(Stored data)
----
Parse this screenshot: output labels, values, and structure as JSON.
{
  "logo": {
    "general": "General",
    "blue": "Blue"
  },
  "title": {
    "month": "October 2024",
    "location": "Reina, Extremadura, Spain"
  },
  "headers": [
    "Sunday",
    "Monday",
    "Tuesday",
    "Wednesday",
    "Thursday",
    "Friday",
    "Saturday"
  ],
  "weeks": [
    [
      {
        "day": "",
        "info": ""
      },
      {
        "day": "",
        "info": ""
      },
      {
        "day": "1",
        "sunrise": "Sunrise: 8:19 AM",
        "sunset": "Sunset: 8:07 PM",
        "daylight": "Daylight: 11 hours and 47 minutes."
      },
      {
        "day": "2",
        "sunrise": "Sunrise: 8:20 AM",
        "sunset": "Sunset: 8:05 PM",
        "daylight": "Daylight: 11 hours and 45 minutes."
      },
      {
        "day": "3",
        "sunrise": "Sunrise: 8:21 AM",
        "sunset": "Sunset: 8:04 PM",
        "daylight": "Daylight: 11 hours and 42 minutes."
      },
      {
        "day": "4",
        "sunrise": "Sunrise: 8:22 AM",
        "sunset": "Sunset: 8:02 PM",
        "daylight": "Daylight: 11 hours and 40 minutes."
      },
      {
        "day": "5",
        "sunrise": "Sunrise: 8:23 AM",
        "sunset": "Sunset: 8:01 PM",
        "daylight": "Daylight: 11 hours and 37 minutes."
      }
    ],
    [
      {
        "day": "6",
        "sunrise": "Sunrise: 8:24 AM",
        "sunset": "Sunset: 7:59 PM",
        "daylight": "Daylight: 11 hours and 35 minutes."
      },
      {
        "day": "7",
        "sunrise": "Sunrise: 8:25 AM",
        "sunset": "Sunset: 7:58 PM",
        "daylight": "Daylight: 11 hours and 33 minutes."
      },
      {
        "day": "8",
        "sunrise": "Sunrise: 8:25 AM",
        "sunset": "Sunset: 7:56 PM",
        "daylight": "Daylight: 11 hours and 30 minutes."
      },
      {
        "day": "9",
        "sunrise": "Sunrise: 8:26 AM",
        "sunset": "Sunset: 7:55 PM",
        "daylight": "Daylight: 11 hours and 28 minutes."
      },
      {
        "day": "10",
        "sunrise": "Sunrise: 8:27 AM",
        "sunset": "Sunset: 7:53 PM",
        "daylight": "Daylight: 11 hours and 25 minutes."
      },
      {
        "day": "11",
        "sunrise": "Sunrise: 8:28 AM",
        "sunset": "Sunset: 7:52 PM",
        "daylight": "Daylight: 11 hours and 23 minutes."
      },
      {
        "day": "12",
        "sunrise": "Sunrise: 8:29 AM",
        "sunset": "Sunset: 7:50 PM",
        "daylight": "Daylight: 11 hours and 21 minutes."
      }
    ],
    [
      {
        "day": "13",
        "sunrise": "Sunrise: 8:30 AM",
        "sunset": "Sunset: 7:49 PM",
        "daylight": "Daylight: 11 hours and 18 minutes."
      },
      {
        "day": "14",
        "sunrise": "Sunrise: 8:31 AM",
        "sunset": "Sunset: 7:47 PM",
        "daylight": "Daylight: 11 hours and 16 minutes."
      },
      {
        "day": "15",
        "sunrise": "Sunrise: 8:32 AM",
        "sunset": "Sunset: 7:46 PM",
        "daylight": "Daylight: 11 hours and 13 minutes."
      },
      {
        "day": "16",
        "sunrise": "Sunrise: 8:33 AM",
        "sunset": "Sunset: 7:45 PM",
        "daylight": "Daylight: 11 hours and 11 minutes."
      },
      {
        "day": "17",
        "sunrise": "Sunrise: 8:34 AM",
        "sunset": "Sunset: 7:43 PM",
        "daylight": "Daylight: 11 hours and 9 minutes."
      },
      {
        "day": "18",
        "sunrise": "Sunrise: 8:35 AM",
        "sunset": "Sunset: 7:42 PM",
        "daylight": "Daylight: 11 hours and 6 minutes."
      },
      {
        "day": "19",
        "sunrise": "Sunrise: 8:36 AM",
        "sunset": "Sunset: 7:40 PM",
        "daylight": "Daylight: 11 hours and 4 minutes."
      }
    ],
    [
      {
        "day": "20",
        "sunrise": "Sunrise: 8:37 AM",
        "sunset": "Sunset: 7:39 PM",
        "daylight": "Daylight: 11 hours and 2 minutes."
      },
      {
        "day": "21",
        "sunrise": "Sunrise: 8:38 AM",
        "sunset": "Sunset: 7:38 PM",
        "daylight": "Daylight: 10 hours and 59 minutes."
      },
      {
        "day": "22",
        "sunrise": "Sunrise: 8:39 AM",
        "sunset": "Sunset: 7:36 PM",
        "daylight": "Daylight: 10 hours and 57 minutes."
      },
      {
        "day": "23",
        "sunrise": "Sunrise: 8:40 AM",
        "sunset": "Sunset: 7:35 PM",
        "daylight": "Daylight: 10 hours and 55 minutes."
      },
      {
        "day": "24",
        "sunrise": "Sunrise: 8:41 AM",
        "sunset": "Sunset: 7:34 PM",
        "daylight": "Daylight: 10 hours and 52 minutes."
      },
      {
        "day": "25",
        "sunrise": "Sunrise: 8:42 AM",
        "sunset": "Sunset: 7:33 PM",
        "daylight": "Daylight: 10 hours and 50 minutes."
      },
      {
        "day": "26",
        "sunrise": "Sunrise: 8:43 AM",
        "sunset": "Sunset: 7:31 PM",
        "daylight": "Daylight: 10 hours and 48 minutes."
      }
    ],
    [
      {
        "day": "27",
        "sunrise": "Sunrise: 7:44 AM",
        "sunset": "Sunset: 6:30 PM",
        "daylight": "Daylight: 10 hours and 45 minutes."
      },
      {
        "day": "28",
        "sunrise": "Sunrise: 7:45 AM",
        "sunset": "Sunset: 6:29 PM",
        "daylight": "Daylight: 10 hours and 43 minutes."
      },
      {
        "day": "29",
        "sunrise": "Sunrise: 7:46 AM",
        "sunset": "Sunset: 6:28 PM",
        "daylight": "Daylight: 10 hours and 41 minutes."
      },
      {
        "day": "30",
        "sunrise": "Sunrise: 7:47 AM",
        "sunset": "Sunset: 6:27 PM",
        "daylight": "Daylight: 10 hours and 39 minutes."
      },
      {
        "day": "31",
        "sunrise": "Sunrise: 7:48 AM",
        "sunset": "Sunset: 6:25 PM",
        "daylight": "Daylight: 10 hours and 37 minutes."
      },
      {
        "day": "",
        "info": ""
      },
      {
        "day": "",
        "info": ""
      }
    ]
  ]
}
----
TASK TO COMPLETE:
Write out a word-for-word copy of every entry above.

WRITTEN RESPONSE:
Parse this screenshot: output labels, values, and structure as JSON.
{
  "logo": {
    "general": "General",
    "blue": "Blue"
  },
  "title": {
    "month": "October 2024",
    "location": "Reina, Extremadura, Spain"
  },
  "headers": [
    "Sunday",
    "Monday",
    "Tuesday",
    "Wednesday",
    "Thursday",
    "Friday",
    "Saturday"
  ],
  "weeks": [
    [
      {
        "day": "",
        "info": ""
      },
      {
        "day": "",
        "info": ""
      },
      {
        "day": "1",
        "sunrise": "Sunrise: 8:19 AM",
        "sunset": "Sunset: 8:07 PM",
        "daylight": "Daylight: 11 hours and 47 minutes."
      },
      {
        "day": "2",
        "sunrise": "Sunrise: 8:20 AM",
        "sunset": "Sunset: 8:05 PM",
        "daylight": "Daylight: 11 hours and 45 minutes."
      },
      {
        "day": "3",
        "sunrise": "Sunrise: 8:21 AM",
        "sunset": "Sunset: 8:04 PM",
        "daylight": "Daylight: 11 hours and 42 minutes."
      },
      {
        "day": "4",
        "sunrise": "Sunrise: 8:22 AM",
        "sunset": "Sunset: 8:02 PM",
        "daylight": "Daylight: 11 hours and 40 minutes."
      },
      {
        "day": "5",
        "sunrise": "Sunrise: 8:23 AM",
        "sunset": "Sunset: 8:01 PM",
        "daylight": "Daylight: 11 hours and 37 minutes."
      }
    ],
    [
      {
        "day": "6",
        "sunrise": "Sunrise: 8:24 AM",
        "sunset": "Sunset: 7:59 PM",
        "daylight": "Daylight: 11 hours and 35 minutes."
      },
      {
        "day": "7",
        "sunrise": "Sunrise: 8:25 AM",
        "sunset": "Sunset: 7:58 PM",
        "daylight": "Daylight: 11 hours and 33 minutes."
      },
      {
        "day": "8",
        "sunrise": "Sunrise: 8:25 AM",
        "sunset": "Sunset: 7:56 PM",
        "daylight": "Daylight: 11 hours and 30 minutes."
      },
      {
        "day": "9",
        "sunrise": "Sunrise: 8:26 AM",
        "sunset": "Sunset: 7:55 PM",
        "daylight": "Daylight: 11 hours and 28 minutes."
      },
      {
        "day": "10",
        "sunrise": "Sunrise: 8:27 AM",
        "sunset": "Sunset: 7:53 PM",
        "daylight": "Daylight: 11 hours and 25 minutes."
      },
      {
        "day": "11",
        "sunrise": "Sunrise: 8:28 AM",
        "sunset": "Sunset: 7:52 PM",
        "daylight": "Daylight: 11 hours and 23 minutes."
      },
      {
        "day": "12",
        "sunrise": "Sunrise: 8:29 AM",
        "sunset": "Sunset: 7:50 PM",
        "daylight": "Daylight: 11 hours and 21 minutes."
      }
    ],
    [
      {
        "day": "13",
        "sunrise": "Sunrise: 8:30 AM",
        "sunset": "Sunset: 7:49 PM",
        "daylight": "Daylight: 11 hours and 18 minutes."
      },
      {
        "day": "14",
        "sunrise": "Sunrise: 8:31 AM",
        "sunset": "Sunset: 7:47 PM",
        "daylight": "Daylight: 11 hours and 16 minutes."
      },
      {
        "day": "15",
        "sunrise": "Sunrise: 8:32 AM",
        "sunset": "Sunset: 7:46 PM",
        "daylight": "Daylight: 11 hours and 13 minutes."
      },
      {
        "day": "16",
        "sunrise": "Sunrise: 8:33 AM",
        "sunset": "Sunset: 7:45 PM",
        "daylight": "Daylight: 11 hours and 11 minutes."
      },
      {
        "day": "17",
        "sunrise": "Sunrise: 8:34 AM",
        "sunset": "Sunset: 7:43 PM",
        "daylight": "Daylight: 11 hours and 9 minutes."
      },
      {
        "day": "18",
        "sunrise": "Sunrise: 8:35 AM",
        "sunset": "Sunset: 7:42 PM",
        "daylight": "Daylight: 11 hours and 6 minutes."
      },
      {
        "day": "19",
        "sunrise": "Sunrise: 8:36 AM",
        "sunset": "Sunset: 7:40 PM",
        "daylight": "Daylight: 11 hours and 4 minutes."
      }
    ],
    [
      {
        "day": "20",
        "sunrise": "Sunrise: 8:37 AM",
        "sunset": "Sunset: 7:39 PM",
        "daylight": "Daylight: 11 hours and 2 minutes."
      },
      {
        "day": "21",
        "sunrise": "Sunrise: 8:38 AM",
        "sunset": "Sunset: 7:38 PM",
        "daylight": "Daylight: 10 hours and 59 minutes."
      },
      {
        "day": "22",
        "sunrise": "Sunrise: 8:39 AM",
        "sunset": "Sunset: 7:36 PM",
        "daylight": "Daylight: 10 hours and 57 minutes."
      },
      {
        "day": "23",
        "sunrise": "Sunrise: 8:40 AM",
        "sunset": "Sunset: 7:35 PM",
        "daylight": "Daylight: 10 hours and 55 minutes."
      },
      {
        "day": "24",
        "sunrise": "Sunrise: 8:41 AM",
        "sunset": "Sunset: 7:34 PM",
        "daylight": "Daylight: 10 hours and 52 minutes."
      },
      {
        "day": "25",
        "sunrise": "Sunrise: 8:42 AM",
        "sunset": "Sunset: 7:33 PM",
        "daylight": "Daylight: 10 hours and 50 minutes."
      },
      {
        "day": "26",
        "sunrise": "Sunrise: 8:43 AM",
        "sunset": "Sunset: 7:31 PM",
        "daylight": "Daylight: 10 hours and 48 minutes."
      }
    ],
    [
      {
        "day": "27",
        "sunrise": "Sunrise: 7:44 AM",
        "sunset": "Sunset: 6:30 PM",
        "daylight": "Daylight: 10 hours and 45 minutes."
      },
      {
        "day": "28",
        "sunrise": "Sunrise: 7:45 AM",
        "sunset": "Sunset: 6:29 PM",
        "daylight": "Daylight: 10 hours and 43 minutes."
      },
      {
        "day": "29",
        "sunrise": "Sunrise: 7:46 AM",
        "sunset": "Sunset: 6:28 PM",
        "daylight": "Daylight: 10 hours and 41 minutes."
      },
      {
        "day": "30",
        "sunrise": "Sunrise: 7:47 AM",
        "sunset": "Sunset: 6:27 PM",
        "daylight": "Daylight: 10 hours and 39 minutes."
      },
      {
        "day": "31",
        "sunrise": "Sunrise: 7:48 AM",
        "sunset": "Sunset: 6:25 PM",
        "daylight": "Daylight: 10 hours and 37 minutes."
      },
      {
        "day": "",
        "info": ""
      },
      {
        "day": "",
        "info": ""
      }
    ]
  ]
}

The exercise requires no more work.